Dataset extract ▸
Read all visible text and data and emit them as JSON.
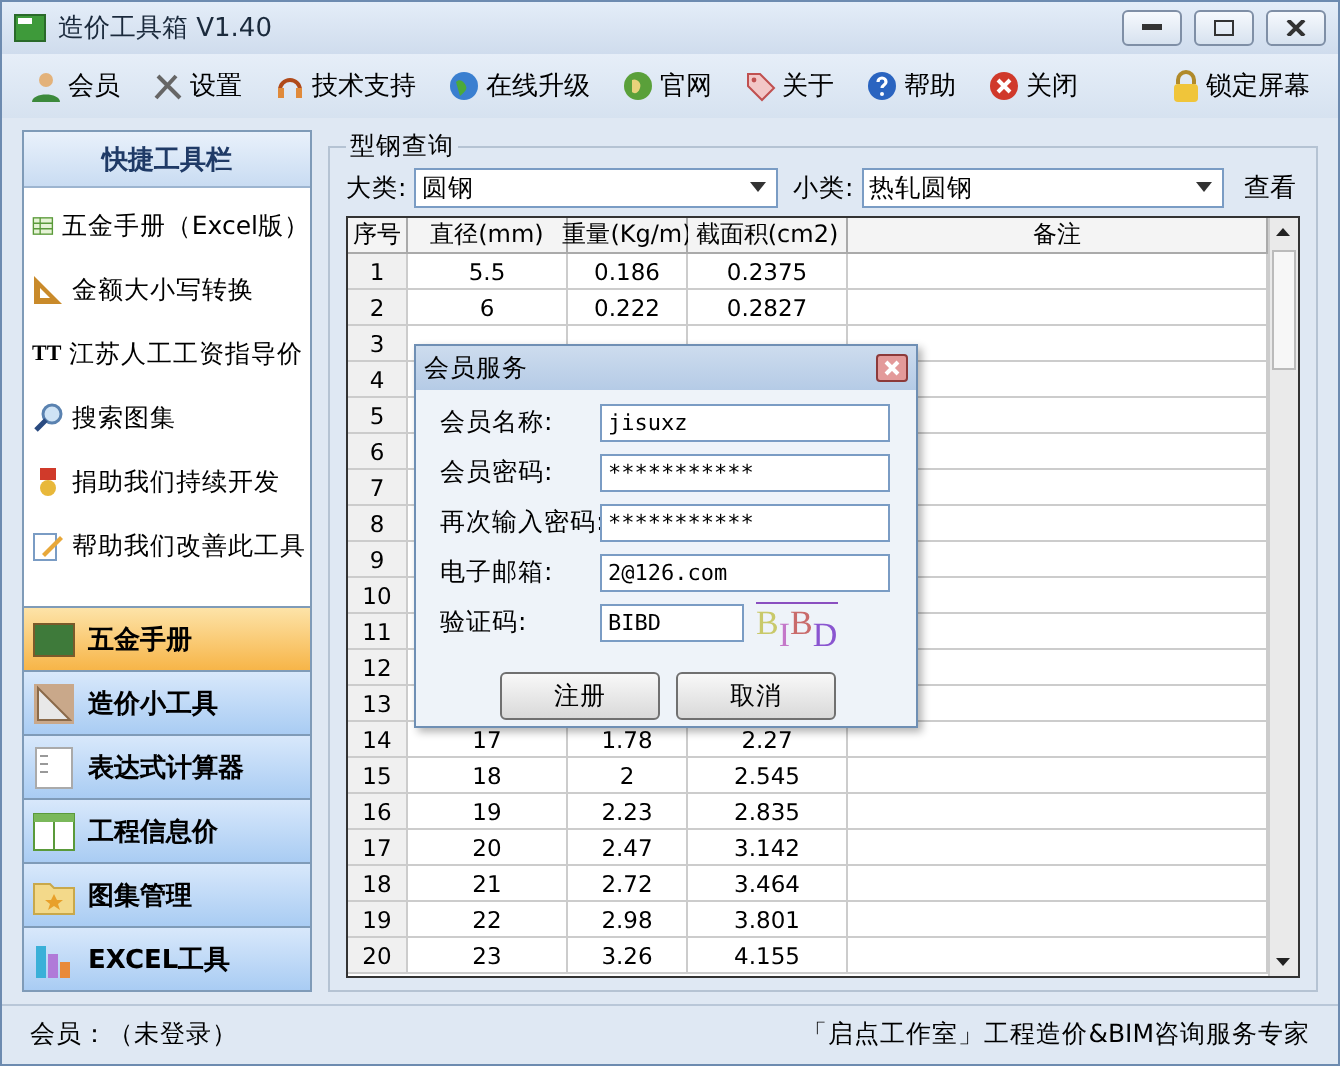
{
  "window": {
    "title": "造价工具箱 V1.40"
  },
  "toolbar": [
    {
      "label": "会员"
    },
    {
      "label": "设置"
    },
    {
      "label": "技术支持"
    },
    {
      "label": "在线升级"
    },
    {
      "label": "官网"
    },
    {
      "label": "关于"
    },
    {
      "label": "帮助"
    },
    {
      "label": "关闭"
    }
  ],
  "lock_button": {
    "label": "锁定屏幕"
  },
  "quick_tools": {
    "title": "快捷工具栏",
    "items": [
      {
        "label": "五金手册（Excel版）"
      },
      {
        "label": "金额大小写转换"
      },
      {
        "label": "江苏人工工资指导价",
        "icon_text": "TT"
      },
      {
        "label": "搜索图集"
      },
      {
        "label": "捐助我们持续开发"
      },
      {
        "label": "帮助我们改善此工具"
      }
    ]
  },
  "nav": [
    {
      "label": "五金手册",
      "selected": true
    },
    {
      "label": "造价小工具",
      "selected": false
    },
    {
      "label": "表达式计算器",
      "selected": false
    },
    {
      "label": "工程信息价",
      "selected": false
    },
    {
      "label": "图集管理",
      "selected": false
    },
    {
      "label": "EXCEL工具",
      "selected": false
    }
  ],
  "group": {
    "title": "型钢查询",
    "category_label": "大类:",
    "category": "圆钢",
    "subcategory_label": "小类:",
    "subcategory": "热轧圆钢",
    "view_button": "查看"
  },
  "table": {
    "columns": [
      "序号",
      "直径(mm)",
      "重量(Kg/m)",
      "截面积(cm2)",
      "备注"
    ],
    "rows": [
      [
        "1",
        "5.5",
        "0.186",
        "0.2375"
      ],
      [
        "2",
        "6",
        "0.222",
        "0.2827"
      ],
      [
        "3"
      ],
      [
        "4"
      ],
      [
        "5"
      ],
      [
        "6"
      ],
      [
        "7"
      ],
      [
        "8"
      ],
      [
        "9"
      ],
      [
        "10"
      ],
      [
        "11"
      ],
      [
        "12"
      ],
      [
        "13"
      ],
      [
        "14",
        "17",
        "1.78",
        "2.27"
      ],
      [
        "15",
        "18",
        "2",
        "2.545"
      ],
      [
        "16",
        "19",
        "2.23",
        "2.835"
      ],
      [
        "17",
        "20",
        "2.47",
        "3.142"
      ],
      [
        "18",
        "21",
        "2.72",
        "3.464"
      ],
      [
        "19",
        "22",
        "2.98",
        "3.801"
      ],
      [
        "20",
        "23",
        "3.26",
        "4.155"
      ]
    ]
  },
  "dialog": {
    "title": "会员服务",
    "fields": [
      {
        "label": "会员名称:",
        "value": "jisuxz"
      },
      {
        "label": "会员密码:",
        "value": "***********"
      },
      {
        "label": "再次输入密码:",
        "value": "***********"
      },
      {
        "label": "电子邮箱:",
        "value": "2@126.com"
      },
      {
        "label": "验证码:",
        "value": "BIBD"
      }
    ],
    "captcha": "BIBD",
    "buttons": [
      "注册",
      "取消"
    ]
  },
  "status_bar": {
    "left": "会员：（未登录）",
    "right": "「启点工作室」工程造价&BIM咨询服务专家"
  }
}
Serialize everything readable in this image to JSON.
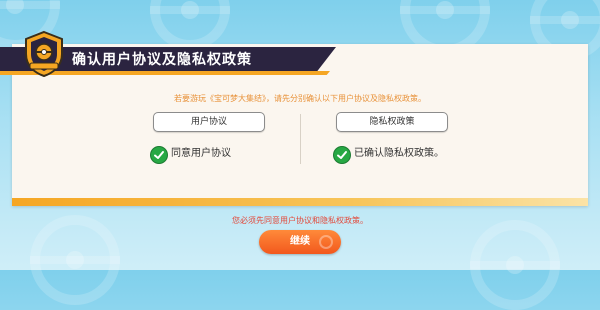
{
  "dialog": {
    "title": "确认用户协议及隐私权政策",
    "notice": "若要游玩《宝可梦大集结》，请先分别确认以下用户协议及隐私权政策。",
    "user_agreement_button": "用户协议",
    "privacy_policy_button": "隐私权政策",
    "agree_user_agreement_label": "同意用户协议",
    "confirmed_privacy_label": "已确认隐私权政策。",
    "warning": "您必须先同意用户协议和隐私权政策。",
    "continue_button": "继续"
  },
  "colors": {
    "header_bg": "#2b2440",
    "accent_orange": "#f5a623",
    "notice_text": "#e8923a",
    "warning_text": "#e24a3b",
    "check_green": "#27a844",
    "continue_button": "#f2581d"
  },
  "icons": {
    "badge": "unite-badge-icon",
    "check": "checkmark-icon",
    "pokeball": "pokeball-icon"
  }
}
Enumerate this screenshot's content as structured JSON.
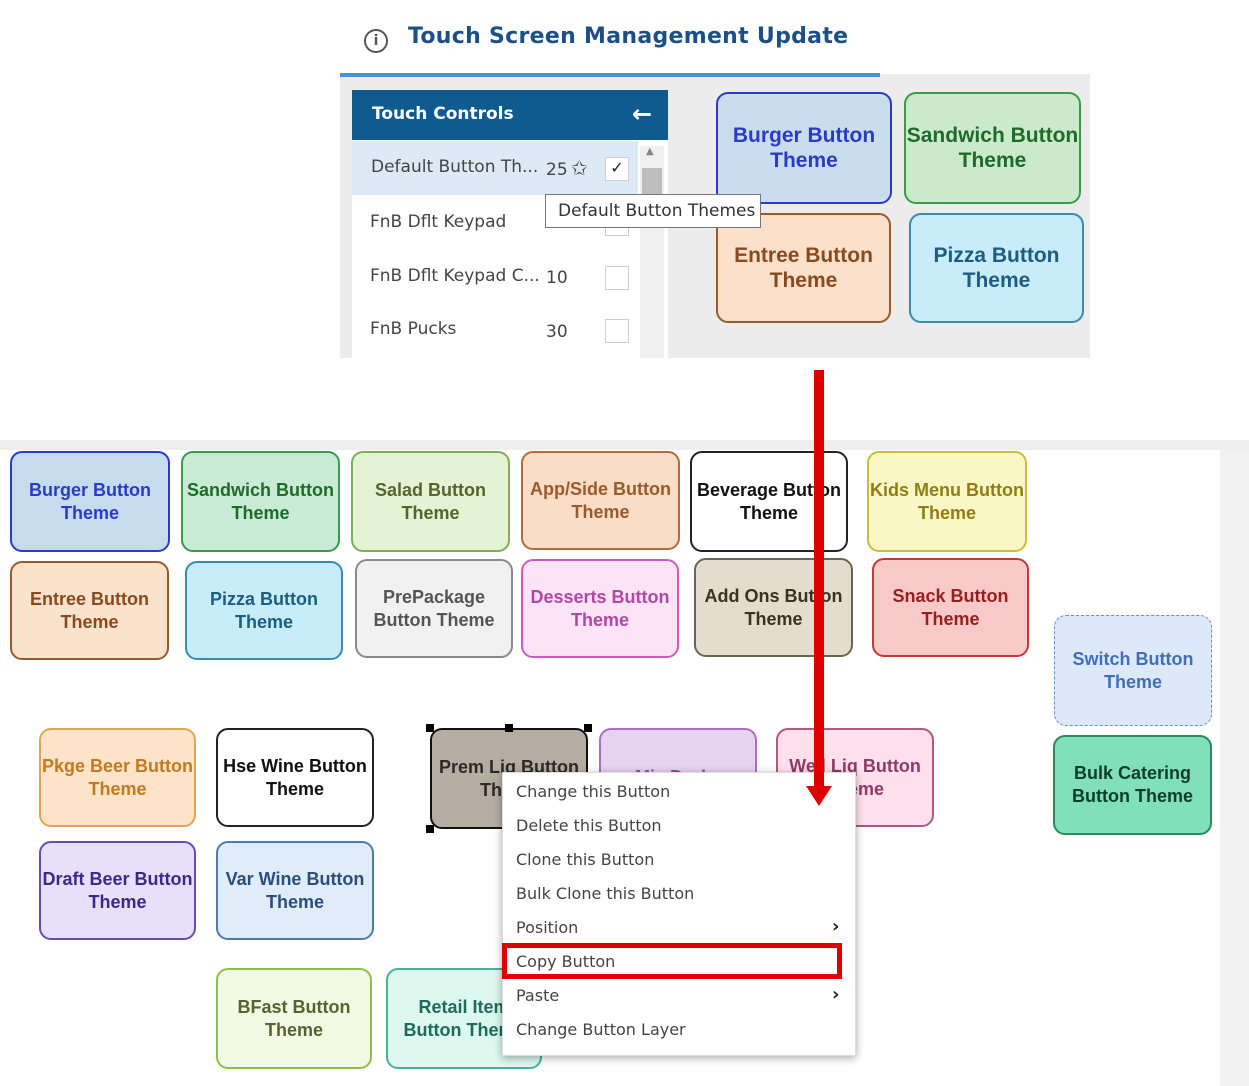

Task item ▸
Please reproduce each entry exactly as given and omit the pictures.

Written solution ▸
Read all visible text and data and emit them as JSON.
{
  "window": {
    "title": "造价工具箱 V1.40"
  },
  "toolbar": [
    {
      "label": "会员"
    },
    {
      "label": "设置"
    },
    {
      "label": "技术支持"
    },
    {
      "label": "在线升级"
    },
    {
      "label": "官网"
    },
    {
      "label": "关于"
    },
    {
      "label": "帮助"
    },
    {
      "label": "关闭"
    }
  ],
  "lock_button": {
    "label": "锁定屏幕"
  },
  "quick_tools": {
    "title": "快捷工具栏",
    "items": [
      {
        "label": "五金手册（Excel版）"
      },
      {
        "label": "金额大小写转换"
      },
      {
        "label": "江苏人工工资指导价",
        "icon_text": "TT"
      },
      {
        "label": "搜索图集"
      },
      {
        "label": "捐助我们持续开发"
      },
      {
        "label": "帮助我们改善此工具"
      }
    ]
  },
  "nav": [
    {
      "label": "五金手册",
      "selected": true
    },
    {
      "label": "造价小工具",
      "selected": false
    },
    {
      "label": "表达式计算器",
      "selected": false
    },
    {
      "label": "工程信息价",
      "selected": false
    },
    {
      "label": "图集管理",
      "selected": false
    },
    {
      "label": "EXCEL工具",
      "selected": false
    }
  ],
  "group": {
    "title": "型钢查询",
    "category_label": "大类:",
    "category": "圆钢",
    "subcategory_label": "小类:",
    "subcategory": "热轧圆钢",
    "view_button": "查看"
  },
  "table": {
    "columns": [
      "序号",
      "直径(mm)",
      "重量(Kg/m)",
      "截面积(cm2)",
      "备注"
    ],
    "rows": [
      [
        "1",
        "5.5",
        "0.186",
        "0.2375"
      ],
      [
        "2",
        "6",
        "0.222",
        "0.2827"
      ],
      [
        "3"
      ],
      [
        "4"
      ],
      [
        "5"
      ],
      [
        "6"
      ],
      [
        "7"
      ],
      [
        "8"
      ],
      [
        "9"
      ],
      [
        "10"
      ],
      [
        "11"
      ],
      [
        "12"
      ],
      [
        "13"
      ],
      [
        "14",
        "17",
        "1.78",
        "2.27"
      ],
      [
        "15",
        "18",
        "2",
        "2.545"
      ],
      [
        "16",
        "19",
        "2.23",
        "2.835"
      ],
      [
        "17",
        "20",
        "2.47",
        "3.142"
      ],
      [
        "18",
        "21",
        "2.72",
        "3.464"
      ],
      [
        "19",
        "22",
        "2.98",
        "3.801"
      ],
      [
        "20",
        "23",
        "3.26",
        "4.155"
      ]
    ]
  },
  "dialog": {
    "title": "会员服务",
    "fields": [
      {
        "label": "会员名称:",
        "value": "jisuxz"
      },
      {
        "label": "会员密码:",
        "value": "***********"
      },
      {
        "label": "再次输入密码:",
        "value": "***********"
      },
      {
        "label": "电子邮箱:",
        "value": "2@126.com"
      },
      {
        "label": "验证码:",
        "value": "BIBD"
      }
    ],
    "captcha": "BIBD",
    "buttons": [
      "注册",
      "取消"
    ]
  },
  "status_bar": {
    "left": "会员：（未登录）",
    "right": "「启点工作室」工程造价&BIM咨询服务专家"
  }
}
Serialize everything readable in this image to JSON.
{
  "dialog": {
    "title": "确认用户协议及隐私权政策",
    "notice": "若要游玩《宝可梦大集结》，请先分别确认以下用户协议及隐私权政策。",
    "user_agreement_button": "用户协议",
    "privacy_policy_button": "隐私权政策",
    "agree_user_agreement_label": "同意用户协议",
    "confirmed_privacy_label": "已确认隐私权政策。",
    "warning": "您必须先同意用户协议和隐私权政策。",
    "continue_button": "继续"
  },
  "colors": {
    "header_bg": "#2b2440",
    "accent_orange": "#f5a623",
    "notice_text": "#e8923a",
    "warning_text": "#e24a3b",
    "check_green": "#27a844",
    "continue_button": "#f2581d"
  },
  "icons": {
    "badge": "unite-badge-icon",
    "check": "checkmark-icon",
    "pokeball": "pokeball-icon"
  }
}
Enumerate this screenshot's content as structured JSON.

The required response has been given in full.